Some of the dozens of mortars and rockets fired into Israel by Gaza-based terrorists on Tuesday were made in Iran and smuggled into the Strip, the IDF has said.

In a statement, the army said that during the day more than 70 mortars and rockets were fired, with many intercepted. “Among the munitions fired at Israel were also rockets manufactured in Iran,” it said. It gave no details on the types of rockets.

IDF spokesperson Jonathan Conricus said in separate comments that some of the mortar shells appeared to be an Iranian-made variety that had been smuggled into the coastal enclave.

In May, Hamas leader in Gaza Yahya Sinwar said, in an interview with the Lebanese Al-Mayadeen TV channel, that with the help of Iran, Hamas has managed to significantly develop its capabilities. Sinwar added that Iran has provided Hamas’s Izz Al-Din Al-Qassam Brigades and other Gaza factions “a lot of money, equipment, and expertise.” He further said that his organization had “excellent” relations with Hizbullah and that there is coordination on an “almost daily” basis between the two organizations, and described Hamas’s relations with Iran, the IRGC, and Qasem Soleimani as “strong and warm.”

Sinwar said last year it had restored relations with Iran and was gearing up for future hostilities with Israel.

Yahya Sinwar told reporters that Iran is now “the largest backer financially and militarily” of Hamas’s armed wing. He was speaking at his first meeting with journalists since taking up his post in February.

Sinwar said that with Iran’s help, Hamas was accumulating military power in preparation for a battle for “the liberation of Palestine.”

Hamas is “developing our military strength in order to liberate Palestine,” Sinwar said. He added that Hamas does not seek war for now “and takes every effort to avoid a war… At the same time we are not afraid of a war and are ready for it.”

“The Iranian military support to Hamas and al-Qassam is strategic,” he noted, saying the relationship had “become fantastic and returned to its former era.”
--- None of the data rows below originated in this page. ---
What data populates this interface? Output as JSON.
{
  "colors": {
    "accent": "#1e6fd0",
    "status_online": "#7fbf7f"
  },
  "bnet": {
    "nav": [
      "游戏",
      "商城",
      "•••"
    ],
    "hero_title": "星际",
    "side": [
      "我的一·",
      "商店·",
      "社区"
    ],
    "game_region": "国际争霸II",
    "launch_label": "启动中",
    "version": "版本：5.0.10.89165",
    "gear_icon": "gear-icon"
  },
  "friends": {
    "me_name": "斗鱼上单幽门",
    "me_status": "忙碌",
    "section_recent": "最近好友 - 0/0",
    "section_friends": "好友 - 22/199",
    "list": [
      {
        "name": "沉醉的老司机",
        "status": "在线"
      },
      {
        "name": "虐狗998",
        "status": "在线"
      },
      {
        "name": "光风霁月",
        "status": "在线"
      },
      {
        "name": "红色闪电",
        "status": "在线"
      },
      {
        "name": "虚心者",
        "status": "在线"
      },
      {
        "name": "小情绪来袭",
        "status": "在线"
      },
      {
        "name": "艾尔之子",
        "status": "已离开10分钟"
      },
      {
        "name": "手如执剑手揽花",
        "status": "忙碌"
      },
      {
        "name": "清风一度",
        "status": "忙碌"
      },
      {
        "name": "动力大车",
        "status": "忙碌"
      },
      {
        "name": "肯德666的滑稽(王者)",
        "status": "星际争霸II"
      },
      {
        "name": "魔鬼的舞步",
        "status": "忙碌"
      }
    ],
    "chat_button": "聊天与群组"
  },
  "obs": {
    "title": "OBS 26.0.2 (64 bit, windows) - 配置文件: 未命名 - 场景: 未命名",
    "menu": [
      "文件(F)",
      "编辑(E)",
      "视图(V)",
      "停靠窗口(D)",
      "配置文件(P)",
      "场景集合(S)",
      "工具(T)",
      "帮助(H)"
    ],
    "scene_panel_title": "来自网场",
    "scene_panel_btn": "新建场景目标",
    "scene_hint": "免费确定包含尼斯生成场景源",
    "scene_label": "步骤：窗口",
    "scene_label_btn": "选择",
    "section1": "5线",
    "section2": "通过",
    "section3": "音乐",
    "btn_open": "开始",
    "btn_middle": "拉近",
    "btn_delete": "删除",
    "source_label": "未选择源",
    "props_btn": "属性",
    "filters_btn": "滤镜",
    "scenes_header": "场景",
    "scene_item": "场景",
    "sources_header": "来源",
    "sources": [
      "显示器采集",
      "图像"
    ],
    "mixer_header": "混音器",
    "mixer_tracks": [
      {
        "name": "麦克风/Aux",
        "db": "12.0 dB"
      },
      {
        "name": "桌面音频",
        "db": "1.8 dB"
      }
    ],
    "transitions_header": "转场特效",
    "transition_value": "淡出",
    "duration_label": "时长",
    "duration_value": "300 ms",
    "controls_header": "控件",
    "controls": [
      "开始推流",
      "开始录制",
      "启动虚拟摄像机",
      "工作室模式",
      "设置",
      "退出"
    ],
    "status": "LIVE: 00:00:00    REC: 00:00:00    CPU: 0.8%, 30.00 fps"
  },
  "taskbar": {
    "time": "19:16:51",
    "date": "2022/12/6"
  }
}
“Every day we build missiles and continue military training,” Sinwar added, saying that thousands of people were working “day and night” to prepare for the next conflict.